[Opening Information supplied section]

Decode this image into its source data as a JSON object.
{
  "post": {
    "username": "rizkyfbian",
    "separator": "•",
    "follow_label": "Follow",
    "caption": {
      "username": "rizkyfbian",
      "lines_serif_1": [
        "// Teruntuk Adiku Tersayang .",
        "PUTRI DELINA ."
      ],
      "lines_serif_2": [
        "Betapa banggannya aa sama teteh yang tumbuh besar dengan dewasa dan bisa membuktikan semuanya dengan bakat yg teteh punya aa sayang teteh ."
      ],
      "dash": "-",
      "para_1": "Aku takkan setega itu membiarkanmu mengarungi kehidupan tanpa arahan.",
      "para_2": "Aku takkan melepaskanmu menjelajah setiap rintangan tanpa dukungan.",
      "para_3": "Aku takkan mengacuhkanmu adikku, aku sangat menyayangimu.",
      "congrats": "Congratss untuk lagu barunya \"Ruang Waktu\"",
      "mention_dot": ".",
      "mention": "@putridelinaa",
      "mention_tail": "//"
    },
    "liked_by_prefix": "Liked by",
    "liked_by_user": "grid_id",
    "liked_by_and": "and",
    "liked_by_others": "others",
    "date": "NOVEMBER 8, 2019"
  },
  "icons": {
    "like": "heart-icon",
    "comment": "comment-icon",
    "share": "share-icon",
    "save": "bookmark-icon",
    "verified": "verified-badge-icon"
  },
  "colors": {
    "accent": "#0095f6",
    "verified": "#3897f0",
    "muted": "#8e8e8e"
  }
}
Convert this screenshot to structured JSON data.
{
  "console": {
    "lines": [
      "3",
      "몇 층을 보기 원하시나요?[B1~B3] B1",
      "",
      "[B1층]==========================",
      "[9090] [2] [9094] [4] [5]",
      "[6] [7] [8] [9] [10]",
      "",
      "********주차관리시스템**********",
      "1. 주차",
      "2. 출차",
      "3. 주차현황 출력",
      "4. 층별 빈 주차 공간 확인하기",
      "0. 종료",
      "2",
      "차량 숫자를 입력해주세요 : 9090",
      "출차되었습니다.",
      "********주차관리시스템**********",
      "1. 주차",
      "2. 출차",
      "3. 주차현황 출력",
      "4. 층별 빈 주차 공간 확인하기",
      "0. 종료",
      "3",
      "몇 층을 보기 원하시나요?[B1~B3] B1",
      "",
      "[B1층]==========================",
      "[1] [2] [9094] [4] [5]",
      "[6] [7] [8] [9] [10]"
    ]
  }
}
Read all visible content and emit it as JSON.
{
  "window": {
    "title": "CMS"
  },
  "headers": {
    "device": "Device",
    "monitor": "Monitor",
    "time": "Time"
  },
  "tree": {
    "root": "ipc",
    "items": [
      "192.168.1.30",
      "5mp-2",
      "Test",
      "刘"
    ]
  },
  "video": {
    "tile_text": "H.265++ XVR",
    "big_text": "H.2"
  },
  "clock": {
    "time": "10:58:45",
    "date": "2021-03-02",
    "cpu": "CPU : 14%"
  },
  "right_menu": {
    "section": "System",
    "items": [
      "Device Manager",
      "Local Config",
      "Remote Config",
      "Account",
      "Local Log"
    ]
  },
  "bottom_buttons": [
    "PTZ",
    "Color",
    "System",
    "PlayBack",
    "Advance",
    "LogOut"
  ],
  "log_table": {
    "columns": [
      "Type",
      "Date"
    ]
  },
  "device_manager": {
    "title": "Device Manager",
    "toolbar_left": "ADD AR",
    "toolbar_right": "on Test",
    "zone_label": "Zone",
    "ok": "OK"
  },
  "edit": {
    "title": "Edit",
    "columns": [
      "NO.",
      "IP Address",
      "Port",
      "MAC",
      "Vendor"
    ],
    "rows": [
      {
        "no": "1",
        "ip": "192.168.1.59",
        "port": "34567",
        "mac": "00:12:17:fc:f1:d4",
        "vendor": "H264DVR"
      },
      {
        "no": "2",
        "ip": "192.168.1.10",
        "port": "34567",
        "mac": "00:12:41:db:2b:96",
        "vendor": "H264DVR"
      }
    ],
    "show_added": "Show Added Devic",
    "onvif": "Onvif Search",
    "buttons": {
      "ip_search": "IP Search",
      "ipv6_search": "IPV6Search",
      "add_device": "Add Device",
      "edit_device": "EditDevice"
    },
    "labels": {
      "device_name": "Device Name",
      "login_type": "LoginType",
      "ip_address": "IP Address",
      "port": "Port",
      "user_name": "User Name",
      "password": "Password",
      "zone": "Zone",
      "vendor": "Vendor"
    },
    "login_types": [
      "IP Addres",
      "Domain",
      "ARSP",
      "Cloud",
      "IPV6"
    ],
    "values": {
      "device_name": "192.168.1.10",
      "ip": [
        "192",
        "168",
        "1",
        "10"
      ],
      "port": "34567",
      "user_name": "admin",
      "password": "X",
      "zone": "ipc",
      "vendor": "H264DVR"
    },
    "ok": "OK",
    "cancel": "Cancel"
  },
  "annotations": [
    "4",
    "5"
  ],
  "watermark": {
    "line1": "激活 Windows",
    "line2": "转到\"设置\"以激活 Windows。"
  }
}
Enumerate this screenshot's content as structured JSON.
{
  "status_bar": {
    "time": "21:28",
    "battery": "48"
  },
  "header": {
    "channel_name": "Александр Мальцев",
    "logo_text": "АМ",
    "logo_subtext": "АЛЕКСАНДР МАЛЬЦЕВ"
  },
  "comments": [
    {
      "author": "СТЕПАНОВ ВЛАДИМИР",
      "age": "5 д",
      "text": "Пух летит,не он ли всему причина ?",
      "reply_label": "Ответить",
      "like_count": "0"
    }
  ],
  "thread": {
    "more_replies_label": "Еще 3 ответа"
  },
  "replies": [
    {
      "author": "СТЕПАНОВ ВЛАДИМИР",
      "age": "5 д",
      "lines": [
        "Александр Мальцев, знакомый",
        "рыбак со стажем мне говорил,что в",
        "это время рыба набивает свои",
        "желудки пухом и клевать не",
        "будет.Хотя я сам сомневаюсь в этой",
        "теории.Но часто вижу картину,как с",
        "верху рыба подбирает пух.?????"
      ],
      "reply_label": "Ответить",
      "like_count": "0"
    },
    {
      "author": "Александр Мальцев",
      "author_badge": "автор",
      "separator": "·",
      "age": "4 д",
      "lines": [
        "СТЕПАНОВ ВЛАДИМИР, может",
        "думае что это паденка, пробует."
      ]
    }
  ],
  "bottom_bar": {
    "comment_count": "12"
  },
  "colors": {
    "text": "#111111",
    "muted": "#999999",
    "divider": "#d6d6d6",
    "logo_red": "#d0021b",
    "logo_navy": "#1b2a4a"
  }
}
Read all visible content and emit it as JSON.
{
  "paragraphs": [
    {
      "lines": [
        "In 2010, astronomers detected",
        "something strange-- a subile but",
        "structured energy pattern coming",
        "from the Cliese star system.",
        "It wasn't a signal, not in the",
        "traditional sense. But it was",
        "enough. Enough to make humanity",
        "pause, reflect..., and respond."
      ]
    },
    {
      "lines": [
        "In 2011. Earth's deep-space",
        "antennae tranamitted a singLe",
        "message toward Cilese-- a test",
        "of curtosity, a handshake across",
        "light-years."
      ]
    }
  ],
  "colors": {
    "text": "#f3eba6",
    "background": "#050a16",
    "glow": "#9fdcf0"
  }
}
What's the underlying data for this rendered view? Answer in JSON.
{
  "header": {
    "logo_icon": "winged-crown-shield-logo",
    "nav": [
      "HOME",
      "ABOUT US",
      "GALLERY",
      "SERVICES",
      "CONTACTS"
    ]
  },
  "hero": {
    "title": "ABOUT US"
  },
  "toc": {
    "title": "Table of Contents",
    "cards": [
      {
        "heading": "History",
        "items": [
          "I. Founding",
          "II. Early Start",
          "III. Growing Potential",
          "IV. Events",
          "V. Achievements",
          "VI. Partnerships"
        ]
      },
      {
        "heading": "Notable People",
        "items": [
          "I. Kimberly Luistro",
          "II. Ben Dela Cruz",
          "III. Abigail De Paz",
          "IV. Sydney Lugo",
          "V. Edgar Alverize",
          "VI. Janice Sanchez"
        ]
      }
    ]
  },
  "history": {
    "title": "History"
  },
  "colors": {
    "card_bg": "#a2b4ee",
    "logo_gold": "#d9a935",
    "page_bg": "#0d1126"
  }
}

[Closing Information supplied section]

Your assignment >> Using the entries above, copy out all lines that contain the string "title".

Result of the task >>
    "title": "CMS"
    "title": "Device Manager",
    "title": "Edit",
    "title": "ABOUT US"
    "title": "Table of Contents",
    "title": "History"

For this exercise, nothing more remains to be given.